**What you will do**
The data below should be restated word for word, with every picture omitted.

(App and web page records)
* * *
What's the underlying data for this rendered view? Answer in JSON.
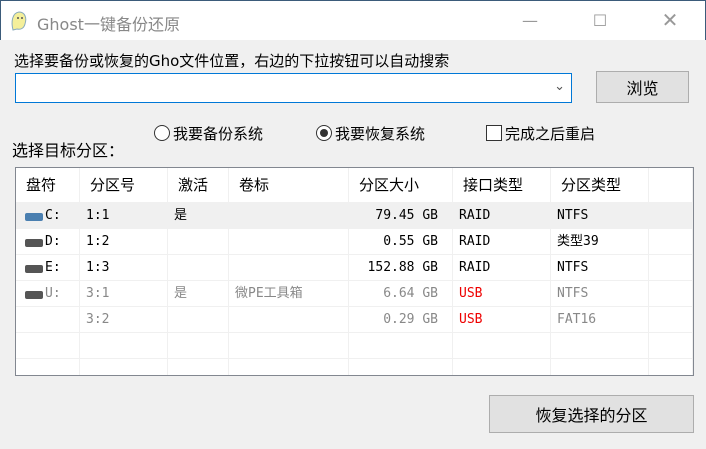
{
  "window": {
    "title": "Ghost一键备份还原",
    "minimize": "—",
    "maximize": "☐",
    "close": "✕"
  },
  "file": {
    "label": "选择要备份或恢复的Gho文件位置，右边的下拉按钮可以自动搜索",
    "value": "",
    "browse": "浏览"
  },
  "options": {
    "backup": "我要备份系统",
    "restore": "我要恢复系统",
    "restart": "完成之后重启",
    "target_label": "选择目标分区："
  },
  "table": {
    "headers": [
      "盘符",
      "分区号",
      "激活",
      "卷标",
      "分区大小",
      "接口类型",
      "分区类型"
    ],
    "rows": [
      {
        "drive": "C:",
        "part": "1:1",
        "active": "是",
        "label": "",
        "size": "79.45 GB",
        "iface": "RAID",
        "type": "NTFS"
      },
      {
        "drive": "D:",
        "part": "1:2",
        "active": "",
        "label": "",
        "size": "0.55 GB",
        "iface": "RAID",
        "type": "类型39"
      },
      {
        "drive": "E:",
        "part": "1:3",
        "active": "",
        "label": "",
        "size": "152.88 GB",
        "iface": "RAID",
        "type": "NTFS"
      },
      {
        "drive": "U:",
        "part": "3:1",
        "active": "是",
        "label": "微PE工具箱",
        "size": "6.64 GB",
        "iface": "USB",
        "type": "NTFS"
      },
      {
        "drive": "",
        "part": "3:2",
        "active": "",
        "label": "",
        "size": "0.29 GB",
        "iface": "USB",
        "type": "FAT16"
      }
    ]
  },
  "restore_button": "恢复选择的分区"
}
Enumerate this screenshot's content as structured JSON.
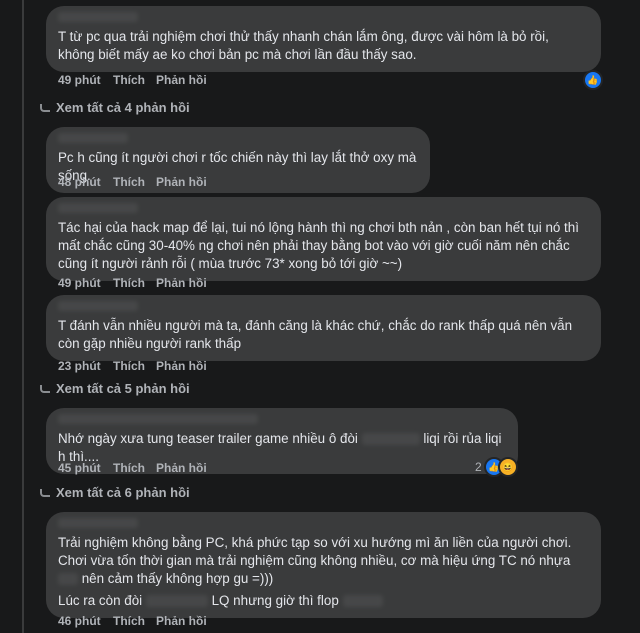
{
  "comments": [
    {
      "text": "T từ pc qua trải nghiệm chơi thử thấy nhanh chán lắm ông, được vài hôm là bỏ rồi, không biết mấy ae ko chơi bản pc mà chơi lần đầu thấy sao.",
      "time": "49 phút",
      "like": "Thích",
      "reply": "Phản hồi",
      "reaction_count": ""
    },
    {
      "text": "Pc h cũng ít người chơi r tốc chiến này thì lay lắt thở oxy mà sống.",
      "time": "48 phút",
      "like": "Thích",
      "reply": "Phản hồi"
    },
    {
      "text": "Tác hại của hack map để lại, tui nó lộng hành thì ng chơi bth nản , còn ban hết tụi nó thì mất chắc cũng 30-40% ng chơi nên phải thay bằng bot vào với giờ cuối năm nên chắc cũng ít người rảnh rỗi ( mùa trước 73* xong bỏ tới giờ ~~)",
      "time": "49 phút",
      "like": "Thích",
      "reply": "Phản hồi"
    },
    {
      "text": "T đánh vẫn nhiều người mà ta, đánh căng là khác chứ, chắc do rank thấp quá nên vẫn còn gặp nhiều người rank thấp",
      "time": "23 phút",
      "like": "Thích",
      "reply": "Phản hồi"
    },
    {
      "text_a": "Nhớ ngày xưa tung teaser trailer game nhiều ô đòi",
      "text_b": "liqi rồi rủa liqi h thì....",
      "time": "45 phút",
      "like": "Thích",
      "reply": "Phản hồi",
      "reaction_count": "2"
    },
    {
      "text": "Trải nghiệm không bằng PC, khá phức tạp so với xu hướng mì ăn liền của người chơi. Chơi vừa tốn thời gian mà trải nghiệm cũng không nhiều, cơ mà hiệu ứng TC nó nhựa",
      "text_tail": "nên cảm thấy không hợp gu =)))",
      "line2_a": "Lúc ra còn đòi",
      "line2_b": "LQ nhưng giờ thì flop",
      "time": "46 phút",
      "like": "Thích",
      "reply": "Phản hồi"
    }
  ],
  "view_more": [
    "Xem tất cả 4 phản hồi",
    "Xem tất cả 5 phản hồi",
    "Xem tất cả 6 phản hồi"
  ],
  "icons": {
    "like": "like-icon",
    "haha": "haha-icon",
    "reply_arrow": "reply-arrow-icon"
  },
  "colors": {
    "background": "#18191a",
    "bubble": "#3a3b3c",
    "meta": "#b0b3b8",
    "like_blue": "#1877f2"
  }
}
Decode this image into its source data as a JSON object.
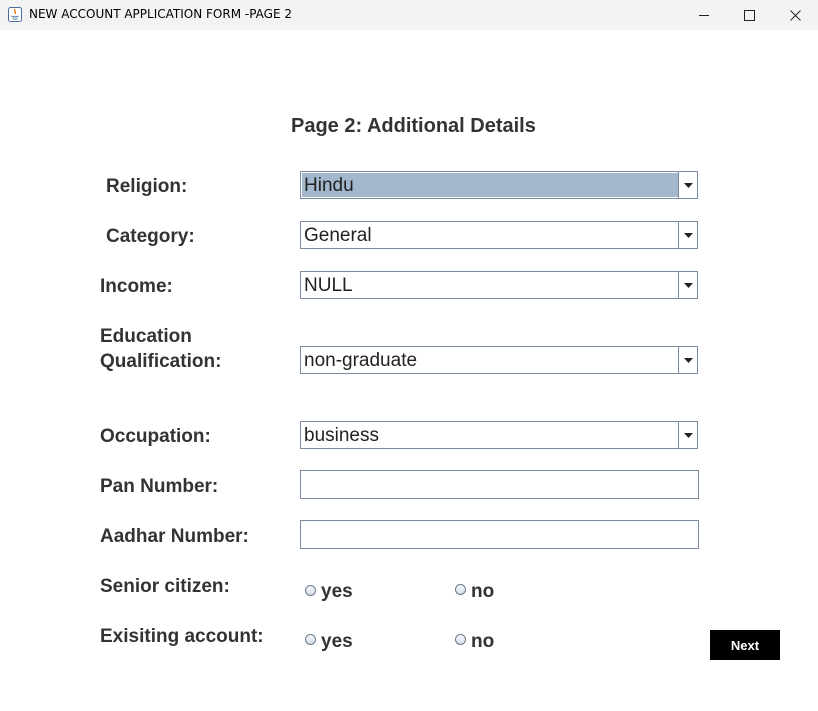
{
  "window": {
    "title": "NEW ACCOUNT APPLICATION FORM -PAGE 2",
    "app_icon": "java-icon",
    "controls": {
      "minimize": "minimize-icon",
      "maximize": "maximize-icon",
      "close": "close-icon"
    }
  },
  "form": {
    "heading": "Page 2: Additional Details",
    "religion": {
      "label": "Religion:",
      "value": "Hindu"
    },
    "category": {
      "label": "Category:",
      "value": "General"
    },
    "income": {
      "label": "Income:",
      "value": "NULL"
    },
    "education": {
      "label_line1": "Education",
      "label_line2": "Qualification:",
      "value": "non-graduate"
    },
    "occupation": {
      "label": "Occupation:",
      "value": "business"
    },
    "pan": {
      "label": "Pan Number:",
      "value": ""
    },
    "aadhar": {
      "label": "Aadhar Number:",
      "value": ""
    },
    "senior_citizen": {
      "label": "Senior citizen:",
      "yes": "yes",
      "no": "no"
    },
    "existing_account": {
      "label": "Exisiting account:",
      "yes": "yes",
      "no": "no"
    },
    "next_label": "Next"
  },
  "colors": {
    "selection": "#a3b8cc",
    "label_text": "#333333",
    "button_bg": "#000000",
    "button_text": "#ffffff"
  }
}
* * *
**Finished task**
What's the underlying data for this rendered view? Answer in JSON.
{
  "window": {
    "title": "Ghost一键备份还原",
    "minimize": "—",
    "maximize": "☐",
    "close": "✕"
  },
  "file": {
    "label": "选择要备份或恢复的Gho文件位置，右边的下拉按钮可以自动搜索",
    "value": "",
    "browse": "浏览"
  },
  "options": {
    "backup": "我要备份系统",
    "restore": "我要恢复系统",
    "restart": "完成之后重启",
    "target_label": "选择目标分区："
  },
  "table": {
    "headers": [
      "盘符",
      "分区号",
      "激活",
      "卷标",
      "分区大小",
      "接口类型",
      "分区类型"
    ],
    "rows": [
      {
        "drive": "C:",
        "part": "1:1",
        "active": "是",
        "label": "",
        "size": "79.45 GB",
        "iface": "RAID",
        "type": "NTFS"
      },
      {
        "drive": "D:",
        "part": "1:2",
        "active": "",
        "label": "",
        "size": "0.55 GB",
        "iface": "RAID",
        "type": "类型39"
      },
      {
        "drive": "E:",
        "part": "1:3",
        "active": "",
        "label": "",
        "size": "152.88 GB",
        "iface": "RAID",
        "type": "NTFS"
      },
      {
        "drive": "U:",
        "part": "3:1",
        "active": "是",
        "label": "微PE工具箱",
        "size": "6.64 GB",
        "iface": "USB",
        "type": "NTFS"
      },
      {
        "drive": "",
        "part": "3:2",
        "active": "",
        "label": "",
        "size": "0.29 GB",
        "iface": "USB",
        "type": "FAT16"
      }
    ]
  },
  "restore_button": "恢复选择的分区"
}
Enumerate this screenshot's content as structured JSON.
{
  "comments": [
    {
      "text": "T từ pc qua trải nghiệm chơi thử thấy nhanh chán lắm ông, được vài hôm là bỏ rồi, không biết mấy ae ko chơi bản pc mà chơi lần đầu thấy sao.",
      "time": "49 phút",
      "like": "Thích",
      "reply": "Phản hồi",
      "reaction_count": ""
    },
    {
      "text": "Pc h cũng ít người chơi r tốc chiến này thì lay lắt thở oxy mà sống.",
      "time": "48 phút",
      "like": "Thích",
      "reply": "Phản hồi"
    },
    {
      "text": "Tác hại của hack map để lại, tui nó lộng hành thì ng chơi bth nản , còn ban hết tụi nó thì mất chắc cũng 30-40% ng chơi nên phải thay bằng bot vào với giờ cuối năm nên chắc cũng ít người rảnh rỗi ( mùa trước 73* xong bỏ tới giờ ~~)",
      "time": "49 phút",
      "like": "Thích",
      "reply": "Phản hồi"
    },
    {
      "text": "T đánh vẫn nhiều người mà ta, đánh căng là khác chứ, chắc do rank thấp quá nên vẫn còn gặp nhiều người rank thấp",
      "time": "23 phút",
      "like": "Thích",
      "reply": "Phản hồi"
    },
    {
      "text_a": "Nhớ ngày xưa tung teaser trailer game nhiều ô đòi",
      "text_b": "liqi rồi rủa liqi h thì....",
      "time": "45 phút",
      "like": "Thích",
      "reply": "Phản hồi",
      "reaction_count": "2"
    },
    {
      "text": "Trải nghiệm không bằng PC, khá phức tạp so với xu hướng mì ăn liền của người chơi. Chơi vừa tốn thời gian mà trải nghiệm cũng không nhiều, cơ mà hiệu ứng TC nó nhựa",
      "text_tail": "nên cảm thấy không hợp gu =)))",
      "line2_a": "Lúc ra còn đòi",
      "line2_b": "LQ nhưng giờ thì flop",
      "time": "46 phút",
      "like": "Thích",
      "reply": "Phản hồi"
    }
  ],
  "view_more": [
    "Xem tất cả 4 phản hồi",
    "Xem tất cả 5 phản hồi",
    "Xem tất cả 6 phản hồi"
  ],
  "icons": {
    "like": "like-icon",
    "haha": "haha-icon",
    "reply_arrow": "reply-arrow-icon"
  },
  "colors": {
    "background": "#18191a",
    "bubble": "#3a3b3c",
    "meta": "#b0b3b8",
    "like_blue": "#1877f2"
  }
}
Decode this image into its source data as a JSON object.
{
  "window": {
    "title": "NEW ACCOUNT APPLICATION FORM -PAGE 2",
    "app_icon": "java-icon",
    "controls": {
      "minimize": "minimize-icon",
      "maximize": "maximize-icon",
      "close": "close-icon"
    }
  },
  "form": {
    "heading": "Page 2: Additional Details",
    "religion": {
      "label": "Religion:",
      "value": "Hindu"
    },
    "category": {
      "label": "Category:",
      "value": "General"
    },
    "income": {
      "label": "Income:",
      "value": "NULL"
    },
    "education": {
      "label_line1": "Education",
      "label_line2": "Qualification:",
      "value": "non-graduate"
    },
    "occupation": {
      "label": "Occupation:",
      "value": "business"
    },
    "pan": {
      "label": "Pan Number:",
      "value": ""
    },
    "aadhar": {
      "label": "Aadhar Number:",
      "value": ""
    },
    "senior_citizen": {
      "label": "Senior citizen:",
      "yes": "yes",
      "no": "no"
    },
    "existing_account": {
      "label": "Exisiting account:",
      "yes": "yes",
      "no": "no"
    },
    "next_label": "Next"
  },
  "colors": {
    "selection": "#a3b8cc",
    "label_text": "#333333",
    "button_bg": "#000000",
    "button_text": "#ffffff"
  }
}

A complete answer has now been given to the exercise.